“When this nation is so close to harmonization with GHS, it would be unfortunately short-sighted not to take the extra step of incorporating control banding since many of the necessary tools to do so are already included in this rulemaking,” Patton said. “To do so would advance harmonization a significant step further and avoid the need for future rulemaking, which ASSE firmly believes will be necessary as control banding becomes more widely accepted in the international marketplace.”

In his letter, Patton outlined ASSE’s more specific comments concerning issues and questions asked in the rulemaking. Those comments include need and support for the standard; its economic impact and economic feasibility; implementation resources; reducing the impact on small businesses; opposing the exclusion of three physical and health hazard classes and overall hazard classification; label layout; safety data sheets; references – ASSE suggests OSHA reference in the standard a variety of scientific and authoritative references for end users; earlier effective dates; outreach needs; and proposed alternative implementation approaches.

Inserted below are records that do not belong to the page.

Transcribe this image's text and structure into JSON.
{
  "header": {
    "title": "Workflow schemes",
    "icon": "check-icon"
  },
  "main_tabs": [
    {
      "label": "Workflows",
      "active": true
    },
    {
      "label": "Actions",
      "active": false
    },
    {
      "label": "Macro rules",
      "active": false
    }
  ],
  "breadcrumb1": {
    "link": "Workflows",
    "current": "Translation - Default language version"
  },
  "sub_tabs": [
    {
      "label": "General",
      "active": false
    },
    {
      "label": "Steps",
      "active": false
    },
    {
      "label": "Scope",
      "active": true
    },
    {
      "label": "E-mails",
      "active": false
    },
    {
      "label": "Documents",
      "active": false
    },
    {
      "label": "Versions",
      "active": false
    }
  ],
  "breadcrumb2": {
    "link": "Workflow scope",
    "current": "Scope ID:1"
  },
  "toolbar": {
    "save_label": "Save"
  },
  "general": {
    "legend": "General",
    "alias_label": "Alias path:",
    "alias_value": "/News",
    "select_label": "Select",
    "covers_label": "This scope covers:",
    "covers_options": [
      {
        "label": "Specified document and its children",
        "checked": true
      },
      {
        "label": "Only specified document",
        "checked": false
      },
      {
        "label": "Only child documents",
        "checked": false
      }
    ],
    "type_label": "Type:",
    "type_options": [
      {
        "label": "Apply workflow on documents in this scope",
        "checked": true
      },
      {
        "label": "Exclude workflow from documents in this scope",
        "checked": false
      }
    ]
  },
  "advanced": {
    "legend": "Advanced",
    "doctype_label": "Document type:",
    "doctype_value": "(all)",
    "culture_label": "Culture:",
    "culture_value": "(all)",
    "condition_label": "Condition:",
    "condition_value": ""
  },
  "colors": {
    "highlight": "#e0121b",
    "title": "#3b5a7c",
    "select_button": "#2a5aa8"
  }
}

In conclusion, Patton noted, “Harmonizing this nation’s hazard communications with the international marketplace is both a safety and health issue for this nation’s workers and a competitive issue for its employers. Daily, our members experience the reality that we live in a world of commerce that is becoming more and more interconnected. They need the tools to help both the employees and employers with whom they work. To that end, all employers should be required to adopt a revised HCS.”